Task data:
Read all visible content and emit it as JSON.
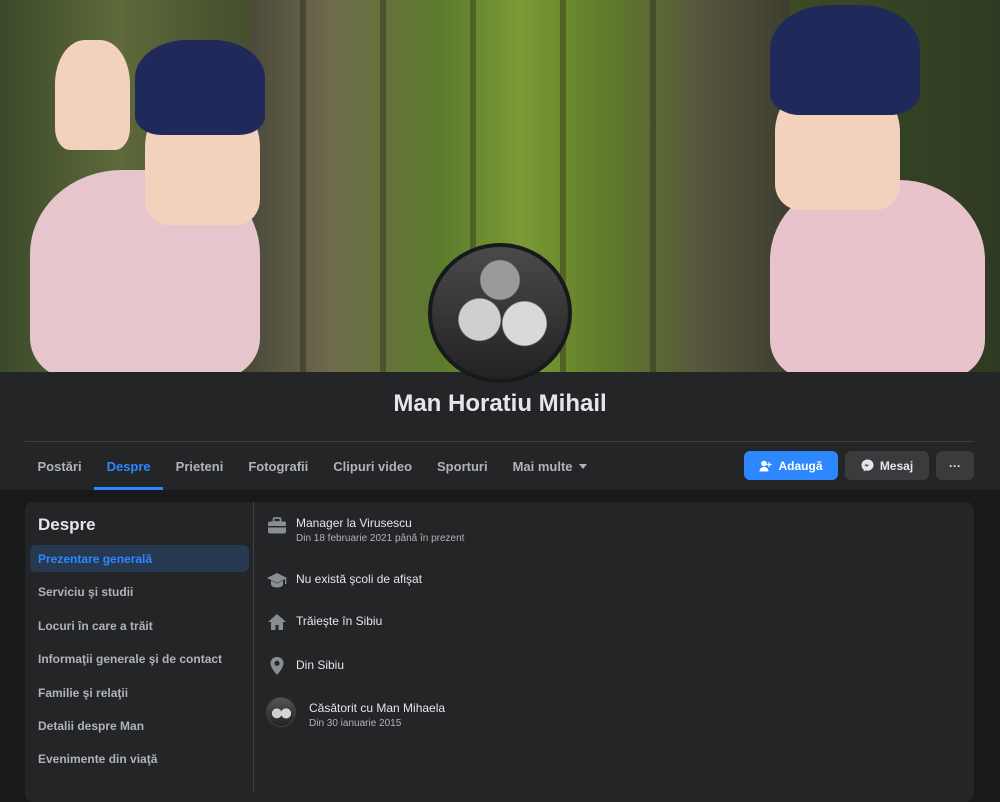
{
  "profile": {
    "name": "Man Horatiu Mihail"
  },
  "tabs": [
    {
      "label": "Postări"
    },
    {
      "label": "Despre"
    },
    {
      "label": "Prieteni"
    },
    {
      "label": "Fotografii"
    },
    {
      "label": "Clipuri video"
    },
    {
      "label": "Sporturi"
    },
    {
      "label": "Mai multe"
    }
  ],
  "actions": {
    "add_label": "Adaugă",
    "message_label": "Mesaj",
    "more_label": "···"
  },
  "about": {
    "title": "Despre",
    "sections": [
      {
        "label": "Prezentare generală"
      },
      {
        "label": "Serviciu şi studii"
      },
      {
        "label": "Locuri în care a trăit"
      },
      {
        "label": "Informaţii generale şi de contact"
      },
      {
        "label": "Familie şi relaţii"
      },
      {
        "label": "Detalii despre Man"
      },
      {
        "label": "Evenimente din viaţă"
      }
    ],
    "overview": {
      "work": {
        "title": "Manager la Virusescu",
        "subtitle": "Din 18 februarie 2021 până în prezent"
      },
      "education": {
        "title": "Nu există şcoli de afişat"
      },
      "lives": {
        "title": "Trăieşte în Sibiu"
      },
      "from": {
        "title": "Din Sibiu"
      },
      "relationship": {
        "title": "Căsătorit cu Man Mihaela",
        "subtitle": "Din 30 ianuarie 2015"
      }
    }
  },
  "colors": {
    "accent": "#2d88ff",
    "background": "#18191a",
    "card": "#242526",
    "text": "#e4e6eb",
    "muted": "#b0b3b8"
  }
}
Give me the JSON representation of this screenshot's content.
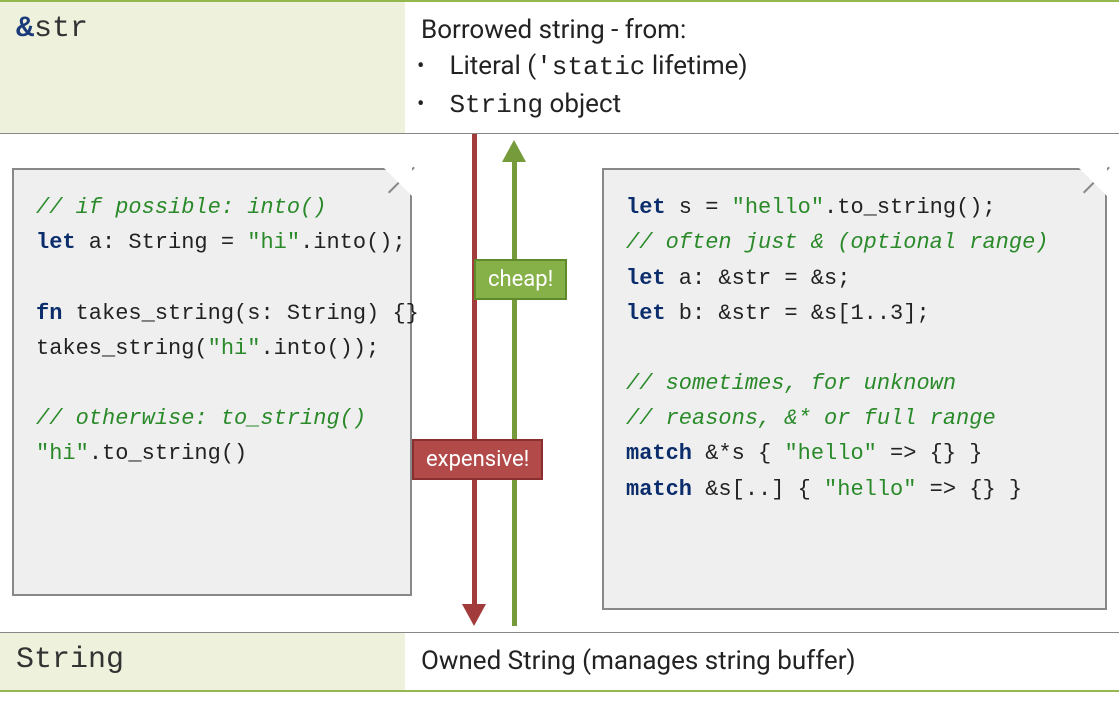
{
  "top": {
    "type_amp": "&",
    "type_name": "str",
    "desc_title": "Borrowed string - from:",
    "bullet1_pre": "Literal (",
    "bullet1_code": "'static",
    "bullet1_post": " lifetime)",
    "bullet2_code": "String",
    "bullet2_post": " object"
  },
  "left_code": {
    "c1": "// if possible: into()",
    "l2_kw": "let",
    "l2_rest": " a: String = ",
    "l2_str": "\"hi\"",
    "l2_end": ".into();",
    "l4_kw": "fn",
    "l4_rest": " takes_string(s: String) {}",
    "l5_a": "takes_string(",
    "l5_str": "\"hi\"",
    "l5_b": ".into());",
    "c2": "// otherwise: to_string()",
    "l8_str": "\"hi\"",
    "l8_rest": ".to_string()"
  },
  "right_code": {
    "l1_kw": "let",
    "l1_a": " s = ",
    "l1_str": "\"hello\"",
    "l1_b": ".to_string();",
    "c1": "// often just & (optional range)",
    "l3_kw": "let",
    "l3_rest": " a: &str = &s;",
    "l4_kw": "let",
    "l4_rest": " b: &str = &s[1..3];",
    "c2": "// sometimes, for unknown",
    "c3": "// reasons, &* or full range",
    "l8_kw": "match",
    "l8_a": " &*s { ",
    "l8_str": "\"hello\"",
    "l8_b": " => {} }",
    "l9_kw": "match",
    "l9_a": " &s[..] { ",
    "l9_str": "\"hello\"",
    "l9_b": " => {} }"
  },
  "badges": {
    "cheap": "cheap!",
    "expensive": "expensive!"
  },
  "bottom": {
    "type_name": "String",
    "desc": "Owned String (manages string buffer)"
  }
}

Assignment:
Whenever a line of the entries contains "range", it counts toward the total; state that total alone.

Response:
2